The list could go on, but I think that's enough. I still can't understand why college administrators still think their doctorates and reserved parking spaces somehow grant them the authority to supersede the US Constitution, the VA Constitution, and the authority of the state legislators.

Empty Holster protest

This week (April 20-24) is the SCCC's "Empty Holster" protest. Pretty simple idea, openly wear an empty holster around campus and to class to protest your universities policy against carry on campus (nearly all have them).

Sadly, but predictably, this has ruffled some feathers in academia. The blowback has ranged from angry e-mails to campus organizers (from professors), cancelled classes, and at least one anecdotal instance of a professor barring students from wearing holsters to class. Apparently the often vaunted freedom of speech, expression, and political protest that is supposed to be fostered in an academic environment only applies if you conform to the liberal agendas pervasive to academia.

Tuesday, April 14, 2009

A blog to watch

No not this one... I've been slacking lately.

This one.

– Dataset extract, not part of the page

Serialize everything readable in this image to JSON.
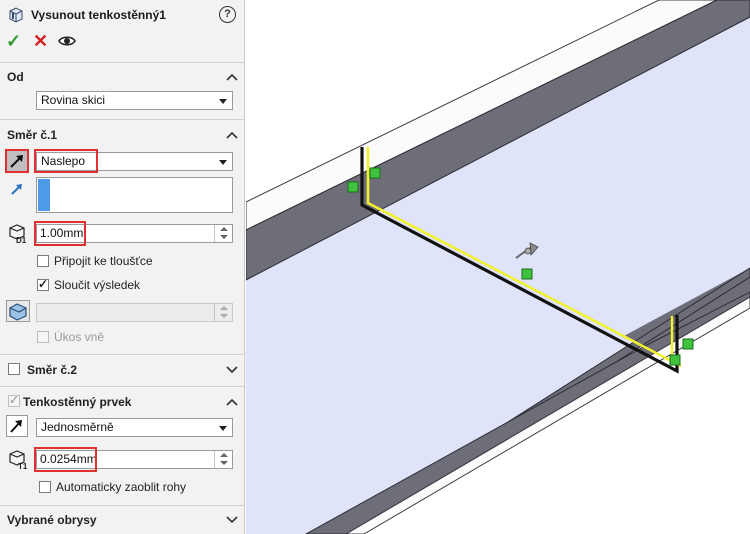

I started this in July, 1968. My friends and I have examined every American gun control law, and every law that permits, allows, encourages, or requires citizens to own guns. All 22,309 of them. On the way, we gathered 26 four drawer filing cabinets of information on crime reporting, crime statistics based on crime reporting, and a host of other things. At the end, I intend to bring it all together and explain why I describe gun control advocates in just two words and a prefix. Pro crime activists.